Sunday, January 22, 2006

Blog activism: How it's supposed to work

This Grits post about how Texas state mental hospitals are full in part because of "criminal commitments" (meaning defendants sent there by a judge until they're declared competent to stand trial) provides a fun example of useful blog activism, I think. Consider:
  • On Wednesday, an anonymous attorney left a story about a client in the comments to an unrelated Grits post.
  • I forwarded the comment to another Texas blogger who specializes in health issues to ask her opinion.
  • She sent the comment to someone she knew in the Department of State Health Services, who said she'd look into it.
  • I received an email from the head of the state hospital system inviting me to call him for an explanation, which I did.
  • I wrote a blog post on the topic relaying what I'd learned.
  • A reader forwarded the post to an attorney from Advocacy Inc., a nonprofit legal group that works on these types of cases, who wrote in Grits' comments asking the first attorney to contact her.
  • I learned last night they hooked up by phone on Friday, less than 24 hours after I'd posted on the topic.
That's pretty darn cool - an anonymous blog comment results in advocates taking an issue on they didn't know about before. That's how it's supposed to work. Maybe something positive can come out of the telling of this grim tale.

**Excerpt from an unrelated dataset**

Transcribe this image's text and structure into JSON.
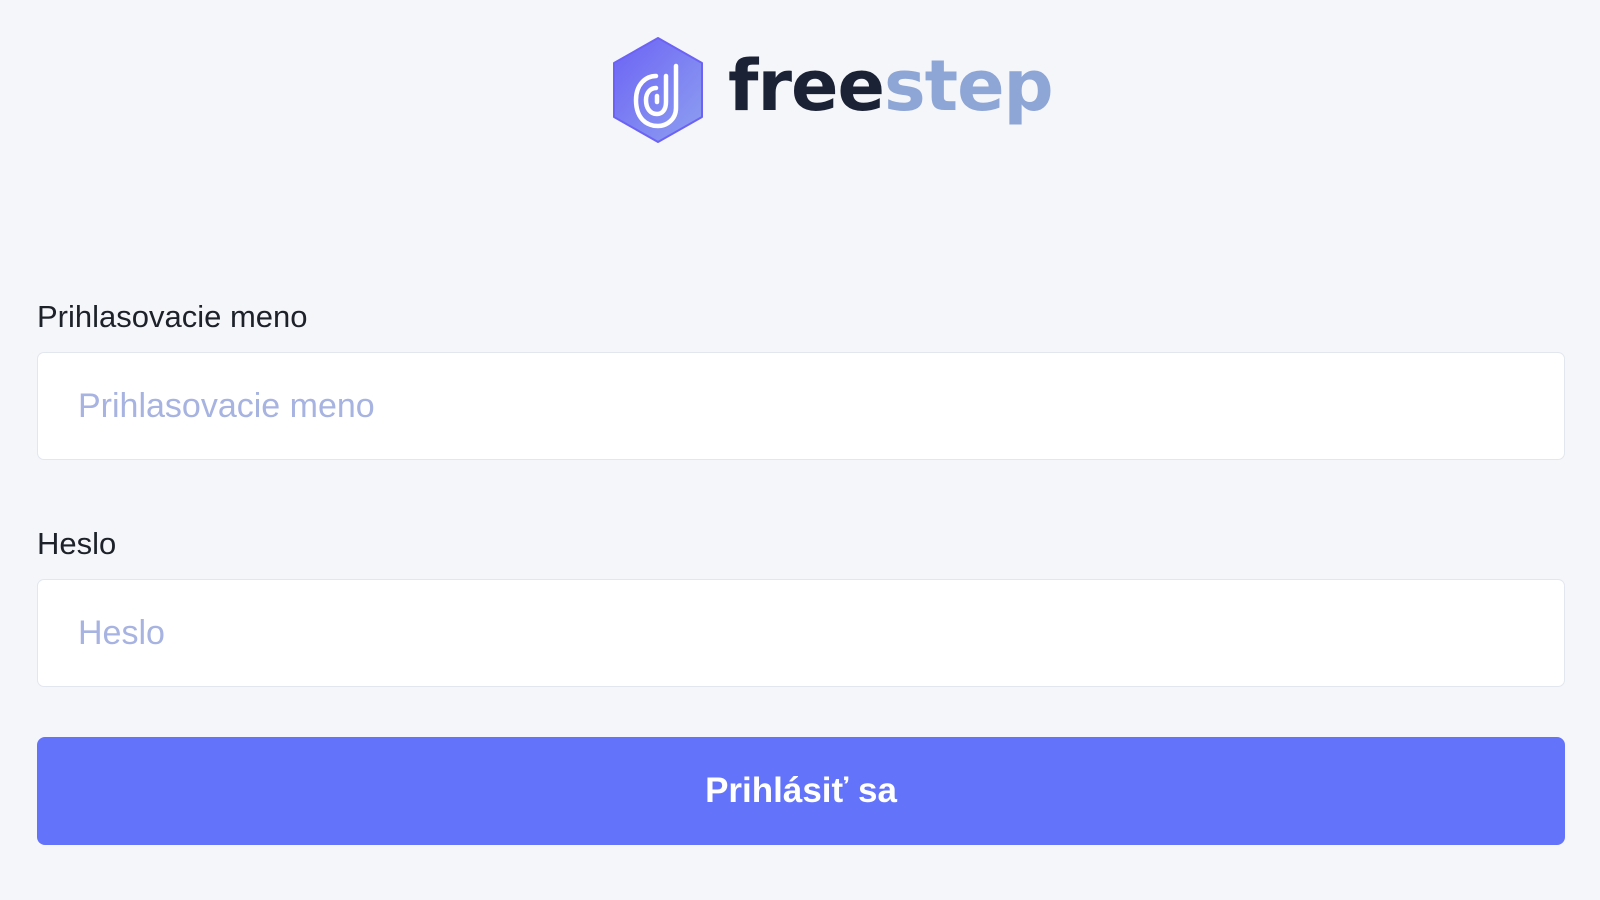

Unknown said...

Good work. This is how it is supposed to work. Turn over the rocks and let the sun shine in. I cross-posted the entire piece to my blog,


Catonya said...

this is the best part about blogging yeh? :)

Sancho said...

Nice work! I'm fairly familiar with some of the bigger companies that provide this info (back when I was working for The Man in the private sector). Its good to see that there are steps being taken to protect the consumers.

In an interesting note, one of the companies that provides Cell Phone ANI and toll records ALSO provided this public service bulletin to help consumers protect themselves from companies LIKE THEM!

Here is the link: